Gladstone is an extremely energetic actor and he clearly thrives on his close interaction with the audience (he high-fived the whole front row when he came in). There was little psychological boundary between audience and performer, as there normally is in theatre. Quite an acting tour de force!

© 2011 David Powell


A Truck Full of Chickens

Performance Dates 8, 9, 10, 13, 14, 15, 16 & 17 September at Vancouver Japanese United Church

Reviewer Karen Fitzgibbon

The story begins with two strange chickens (male and female chickens?) I think one should have been a rooster. The fellow played the ukulele and the gal a guitar. The play as you can tell by the title took place in the back of a truck. The sound effects of the truck starting up and the sliding effects of closing and opening the truck’s steel door were well done.

The chickens wondered why they were in the truck and where they were going. Well I guess we all know where chickens go when they die and it isn’t straight to heaven but to wind up as chicken soup on someone’s table first. Soon, we found out that the two strange chickens who have been playing and singing all this time are not chickens but infiltrators taking them to slaughter. Now all hell breaks lose.

I was moved by the performers by their determination and how uniquely they presented themselves. The encouragement for those with physical and mental challenges at Theatre Terrific impressed me.

As time went on the stage scene shifted over to a restaurant that served chicken dinners. There we find 3 chefs putting dinner on and a single customer was chosen from the audience, led to a table and served ….you guess?
It was fun, very different and to the entire production I’d like to say, “Good Job!”
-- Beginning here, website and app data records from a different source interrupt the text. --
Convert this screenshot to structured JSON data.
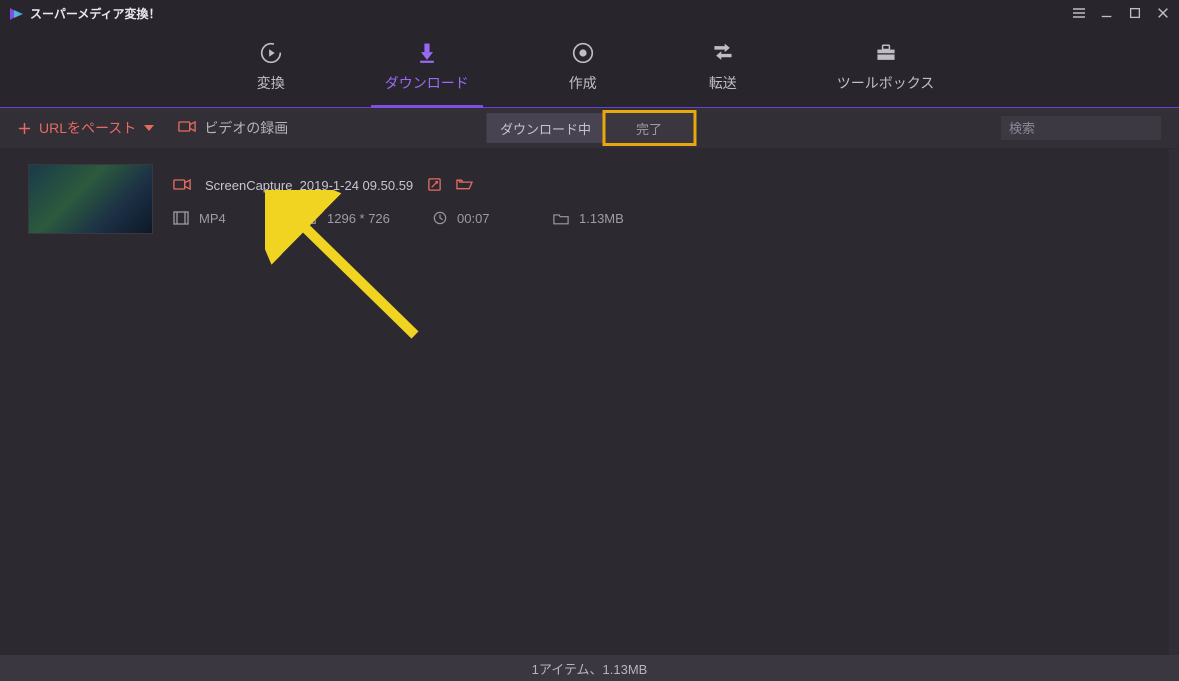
{
  "app": {
    "title": "スーパーメディア変換！"
  },
  "nav": {
    "tabs": [
      {
        "label": "変換",
        "active": false
      },
      {
        "label": "ダウンロード",
        "active": true
      },
      {
        "label": "作成",
        "active": false
      },
      {
        "label": "転送",
        "active": false
      },
      {
        "label": "ツールボックス",
        "active": false
      }
    ]
  },
  "toolbar": {
    "paste_url_label": "URLをペースト",
    "record_label": "ビデオの録画",
    "search_placeholder": "検索",
    "subtabs": {
      "downloading_label": "ダウンロード中",
      "completed_label": "完了"
    }
  },
  "item": {
    "filename": "ScreenCapture_2019-1-24 09.50.59",
    "format": "MP4",
    "resolution": "1296 * 726",
    "duration": "00:07",
    "filesize": "1.13MB"
  },
  "status": {
    "summary": "1アイテム、1.13MB"
  },
  "colors": {
    "accent": "#9a6af4",
    "danger": "#e66a60",
    "highlight": "#e9a60e"
  }
}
© 2011 Karen Fitzgibbon

Grim and Fischer

Performance Dates 9, 10,11,14,16 & 18 September at Performance Works

Performers Kate Braidwood and Andrew Phoenix

Reviewer Sharon Cairney

As the play opened, the simple stage was bathed in blue lights and the room was filled with the transcendent music of a powerful choir. Fischer emerged from the bathroom, a little old lady wearing sensible walking shoes and sagging in her high-belted dress. Her mask was molded in a charming expression of humorous mischief, while the mask of Grim, was smooth and fittingly neutral as Death.

Without any spoken dialogue, a vast repertoire of body language all helped the story to unfold. The soundtrack of music, along with the sounds of rain and a music box, added another important layer to what we were witnessing. In a touching moment when Fischer caressed the man’s jacket hanging on the clothing rack in her room, it was obvious how much she missed the person who used to be there with her. There were a lot of humorous moments, small and real, as Fischer put up a fight against Death, at one point sparring with him to the tune of Stayin’ Alive. At the end of the play, it seemed only fitting that Kate Braidwood, the mask creator, should emerge from behind the aged face of Fischer in this wonderful performance.

© 2011 Sharon Cairney